What the exercise asks: The following entries are to be retyped in full, exactly as written.

————————

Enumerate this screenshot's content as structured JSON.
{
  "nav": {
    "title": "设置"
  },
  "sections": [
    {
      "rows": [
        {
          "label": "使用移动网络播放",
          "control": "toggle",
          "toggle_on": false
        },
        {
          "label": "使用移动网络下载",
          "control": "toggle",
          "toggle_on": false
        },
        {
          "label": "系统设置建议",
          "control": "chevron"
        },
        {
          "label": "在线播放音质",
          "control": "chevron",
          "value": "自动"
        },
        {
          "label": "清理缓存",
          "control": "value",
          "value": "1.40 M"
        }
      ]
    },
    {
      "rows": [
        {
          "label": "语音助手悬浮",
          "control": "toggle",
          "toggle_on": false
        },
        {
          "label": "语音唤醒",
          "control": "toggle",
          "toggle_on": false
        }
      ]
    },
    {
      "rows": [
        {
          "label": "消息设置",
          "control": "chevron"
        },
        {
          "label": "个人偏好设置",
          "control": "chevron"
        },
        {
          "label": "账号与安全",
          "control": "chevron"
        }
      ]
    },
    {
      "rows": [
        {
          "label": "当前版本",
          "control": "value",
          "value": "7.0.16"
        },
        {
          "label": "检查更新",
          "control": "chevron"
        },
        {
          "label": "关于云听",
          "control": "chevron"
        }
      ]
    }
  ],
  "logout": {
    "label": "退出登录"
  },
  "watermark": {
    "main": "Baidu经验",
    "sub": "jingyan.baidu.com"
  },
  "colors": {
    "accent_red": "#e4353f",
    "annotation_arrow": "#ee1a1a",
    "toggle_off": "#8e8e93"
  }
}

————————

Answer below:
Enumerate this screenshot's content as structured JSON.
{
  "nav": {
    "title": "设置"
  },
  "sections": [
    {
      "rows": [
        {
          "label": "使用移动网络播放",
          "control": "toggle",
          "toggle_on": false
        },
        {
          "label": "使用移动网络下载",
          "control": "toggle",
          "toggle_on": false
        },
        {
          "label": "系统设置建议",
          "control": "chevron"
        },
        {
          "label": "在线播放音质",
          "control": "chevron",
          "value": "自动"
        },
        {
          "label": "清理缓存",
          "control": "value",
          "value": "1.40 M"
        }
      ]
    },
    {
      "rows": [
        {
          "label": "语音助手悬浮",
          "control": "toggle",
          "toggle_on": false
        },
        {
          "label": "语音唤醒",
          "control": "toggle",
          "toggle_on": false
        }
      ]
    },
    {
      "rows": [
        {
          "label": "消息设置",
          "control": "chevron"
        },
        {
          "label": "个人偏好设置",
          "control": "chevron"
        },
        {
          "label": "账号与安全",
          "control": "chevron"
        }
      ]
    },
    {
      "rows": [
        {
          "label": "当前版本",
          "control": "value",
          "value": "7.0.16"
        },
        {
          "label": "检查更新",
          "control": "chevron"
        },
        {
          "label": "关于云听",
          "control": "chevron"
        }
      ]
    }
  ],
  "logout": {
    "label": "退出登录"
  },
  "watermark": {
    "main": "Baidu经验",
    "sub": "jingyan.baidu.com"
  },
  "colors": {
    "accent_red": "#e4353f",
    "annotation_arrow": "#ee1a1a",
    "toggle_off": "#8e8e93"
  }
}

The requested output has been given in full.